● INFORMATION GIVEN
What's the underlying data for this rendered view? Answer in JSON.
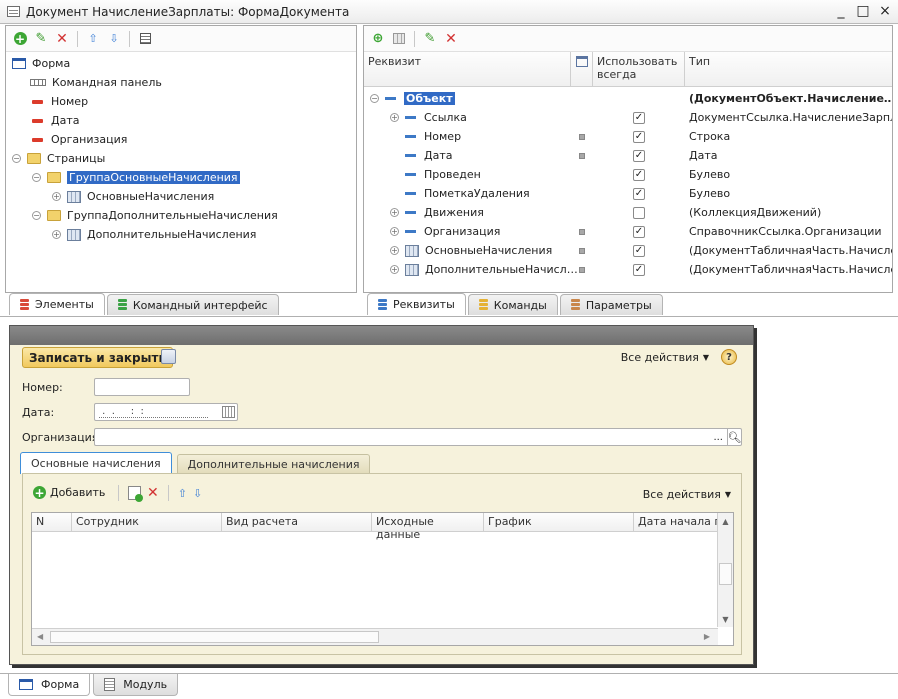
{
  "window": {
    "title": "Документ НачислениеЗарплаты: ФормаДокумента",
    "minimize": "_",
    "maximize": "□",
    "close": "×"
  },
  "left_tree": [
    {
      "label": "Форма",
      "icon": "form-icon",
      "indent": 0
    },
    {
      "label": "Командная панель",
      "icon": "command-panel-icon",
      "indent": 1
    },
    {
      "label": "Номер",
      "icon": "field-icon",
      "indent": 1
    },
    {
      "label": "Дата",
      "icon": "field-icon",
      "indent": 1
    },
    {
      "label": "Организация",
      "icon": "field-icon",
      "indent": 1
    },
    {
      "label": "Страницы",
      "icon": "folder-icon",
      "indent": 0
    },
    {
      "label": "ГруппаОсновныеНачисления",
      "icon": "folder-icon",
      "indent": 1
    },
    {
      "label": "ОсновныеНачисления",
      "icon": "table-icon",
      "indent": 2
    },
    {
      "label": "ГруппаДополнительныеНачисления",
      "icon": "folder-icon",
      "indent": 1
    },
    {
      "label": "ДополнительныеНачисления",
      "icon": "table-icon",
      "indent": 2
    }
  ],
  "left_tabs": {
    "elements": "Элементы",
    "command_interface": "Командный интерфейс"
  },
  "right_header": {
    "rekvizit": "Реквизит",
    "use_always": "Использовать всегда",
    "type": "Тип"
  },
  "right_rows": [
    {
      "name": "Объект",
      "type": "(ДокументОбъект.Начисление…",
      "checked": false
    },
    {
      "name": "Ссылка",
      "type": "ДокументСсылка.НачислениеЗарпл…",
      "checked": true
    },
    {
      "name": "Номер",
      "type": "Строка",
      "checked": true
    },
    {
      "name": "Дата",
      "type": "Дата",
      "checked": true
    },
    {
      "name": "Проведен",
      "type": "Булево",
      "checked": true
    },
    {
      "name": "ПометкаУдаления",
      "type": "Булево",
      "checked": true
    },
    {
      "name": "Движения",
      "type": "(КоллекцияДвижений)",
      "checked": false
    },
    {
      "name": "Организация",
      "type": "СправочникСсылка.Организации",
      "checked": true
    },
    {
      "name": "ОсновныеНачисления",
      "type": "(ДокументТабличнаяЧасть.Начисле…",
      "checked": true
    },
    {
      "name": "ДополнительныеНачисл…",
      "type": "(ДокументТабличнаяЧасть.Начисле…",
      "checked": true
    }
  ],
  "right_tabs": {
    "rekvizity": "Реквизиты",
    "commands": "Команды",
    "parameters": "Параметры"
  },
  "form": {
    "write_close": "Записать и закрыть",
    "all_actions": "Все действия",
    "help": "?",
    "number_label": "Номер:",
    "date_label": "Дата:",
    "date_value": " .  .     :  :",
    "org_label": "Организация:",
    "org_ellipsis": "...",
    "tab_main": "Основные начисления",
    "tab_additional": "Дополнительные начисления",
    "add": "Добавить",
    "all_actions_table": "Все действия",
    "columns": [
      "N",
      "Сотрудник",
      "Вид расчета",
      "Исходные данные",
      "График",
      "Дата начала пер"
    ]
  },
  "bottom_tabs": {
    "form": "Форма",
    "module": "Модуль"
  }
}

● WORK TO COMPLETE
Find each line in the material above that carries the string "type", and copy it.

● TASK ANSWER
    "type": "Тип"
      "type": "(ДокументОбъект.Начисление…",
      "type": "ДокументСсылка.НачислениеЗарпл…",
      "type": "Строка",
      "type": "Дата",
      "type": "Булево",
      "type": "Булево",
      "type": "(КоллекцияДвижений)",
      "type": "СправочникСсылка.Организации",
      "type": "(ДокументТабличнаяЧасть.Начисле…",
      "type": "(ДокументТабличнаяЧасть.Начисле…",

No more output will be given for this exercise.